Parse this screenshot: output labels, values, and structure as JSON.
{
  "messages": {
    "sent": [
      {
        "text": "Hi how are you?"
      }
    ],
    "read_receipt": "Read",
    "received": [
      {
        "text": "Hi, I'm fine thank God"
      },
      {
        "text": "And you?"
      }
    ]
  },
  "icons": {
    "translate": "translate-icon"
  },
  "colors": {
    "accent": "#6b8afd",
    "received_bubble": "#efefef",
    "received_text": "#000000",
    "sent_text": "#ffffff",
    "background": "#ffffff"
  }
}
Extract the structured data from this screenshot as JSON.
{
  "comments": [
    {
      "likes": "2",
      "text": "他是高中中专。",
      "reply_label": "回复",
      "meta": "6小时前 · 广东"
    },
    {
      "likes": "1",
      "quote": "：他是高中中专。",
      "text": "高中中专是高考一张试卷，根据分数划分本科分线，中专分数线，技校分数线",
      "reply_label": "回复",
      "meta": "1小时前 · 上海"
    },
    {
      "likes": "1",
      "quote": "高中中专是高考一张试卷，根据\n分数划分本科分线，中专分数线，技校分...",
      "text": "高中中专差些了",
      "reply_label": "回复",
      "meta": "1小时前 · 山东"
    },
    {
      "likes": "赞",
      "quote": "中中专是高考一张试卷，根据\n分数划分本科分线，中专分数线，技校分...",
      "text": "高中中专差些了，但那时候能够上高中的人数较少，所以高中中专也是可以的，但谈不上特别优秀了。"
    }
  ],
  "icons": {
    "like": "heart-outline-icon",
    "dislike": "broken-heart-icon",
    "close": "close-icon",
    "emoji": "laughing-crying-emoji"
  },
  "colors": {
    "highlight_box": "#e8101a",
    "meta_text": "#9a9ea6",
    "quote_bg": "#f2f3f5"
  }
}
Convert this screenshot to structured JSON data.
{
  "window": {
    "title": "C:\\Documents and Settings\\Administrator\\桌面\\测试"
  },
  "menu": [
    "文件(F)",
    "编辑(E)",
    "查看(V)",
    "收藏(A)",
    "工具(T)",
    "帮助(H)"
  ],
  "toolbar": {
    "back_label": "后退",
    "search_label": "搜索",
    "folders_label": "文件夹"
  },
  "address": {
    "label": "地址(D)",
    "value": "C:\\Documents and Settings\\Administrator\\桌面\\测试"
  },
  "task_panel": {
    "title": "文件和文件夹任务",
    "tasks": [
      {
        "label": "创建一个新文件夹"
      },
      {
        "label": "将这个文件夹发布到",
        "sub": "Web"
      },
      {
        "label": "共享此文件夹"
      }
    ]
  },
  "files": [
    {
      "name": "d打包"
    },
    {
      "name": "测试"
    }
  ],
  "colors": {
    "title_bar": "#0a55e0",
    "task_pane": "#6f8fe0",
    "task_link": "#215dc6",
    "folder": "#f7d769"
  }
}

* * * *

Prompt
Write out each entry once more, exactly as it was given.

Response area
Parse this screenshot: output labels, values, and structure as JSON.
{
  "messages": {
    "sent": [
      {
        "text": "Hi how are you?"
      }
    ],
    "read_receipt": "Read",
    "received": [
      {
        "text": "Hi, I'm fine thank God"
      },
      {
        "text": "And you?"
      }
    ]
  },
  "icons": {
    "translate": "translate-icon"
  },
  "colors": {
    "accent": "#6b8afd",
    "received_bubble": "#efefef",
    "received_text": "#000000",
    "sent_text": "#ffffff",
    "background": "#ffffff"
  }
}
Extract the structured data from this screenshot as JSON.
{
  "comments": [
    {
      "likes": "2",
      "text": "他是高中中专。",
      "reply_label": "回复",
      "meta": "6小时前 · 广东"
    },
    {
      "likes": "1",
      "quote": "：他是高中中专。",
      "text": "高中中专是高考一张试卷，根据分数划分本科分线，中专分数线，技校分数线",
      "reply_label": "回复",
      "meta": "1小时前 · 上海"
    },
    {
      "likes": "1",
      "quote": "高中中专是高考一张试卷，根据\n分数划分本科分线，中专分数线，技校分...",
      "text": "高中中专差些了",
      "reply_label": "回复",
      "meta": "1小时前 · 山东"
    },
    {
      "likes": "赞",
      "quote": "中中专是高考一张试卷，根据\n分数划分本科分线，中专分数线，技校分...",
      "text": "高中中专差些了，但那时候能够上高中的人数较少，所以高中中专也是可以的，但谈不上特别优秀了。"
    }
  ],
  "icons": {
    "like": "heart-outline-icon",
    "dislike": "broken-heart-icon",
    "close": "close-icon",
    "emoji": "laughing-crying-emoji"
  },
  "colors": {
    "highlight_box": "#e8101a",
    "meta_text": "#9a9ea6",
    "quote_bg": "#f2f3f5"
  }
}
Convert this screenshot to structured JSON data.
{
  "window": {
    "title": "C:\\Documents and Settings\\Administrator\\桌面\\测试"
  },
  "menu": [
    "文件(F)",
    "编辑(E)",
    "查看(V)",
    "收藏(A)",
    "工具(T)",
    "帮助(H)"
  ],
  "toolbar": {
    "back_label": "后退",
    "search_label": "搜索",
    "folders_label": "文件夹"
  },
  "address": {
    "label": "地址(D)",
    "value": "C:\\Documents and Settings\\Administrator\\桌面\\测试"
  },
  "task_panel": {
    "title": "文件和文件夹任务",
    "tasks": [
      {
        "label": "创建一个新文件夹"
      },
      {
        "label": "将这个文件夹发布到",
        "sub": "Web"
      },
      {
        "label": "共享此文件夹"
      }
    ]
  },
  "files": [
    {
      "name": "d打包"
    },
    {
      "name": "测试"
    }
  ],
  "colors": {
    "title_bar": "#0a55e0",
    "task_pane": "#6f8fe0",
    "task_link": "#215dc6",
    "folder": "#f7d769"
  }
}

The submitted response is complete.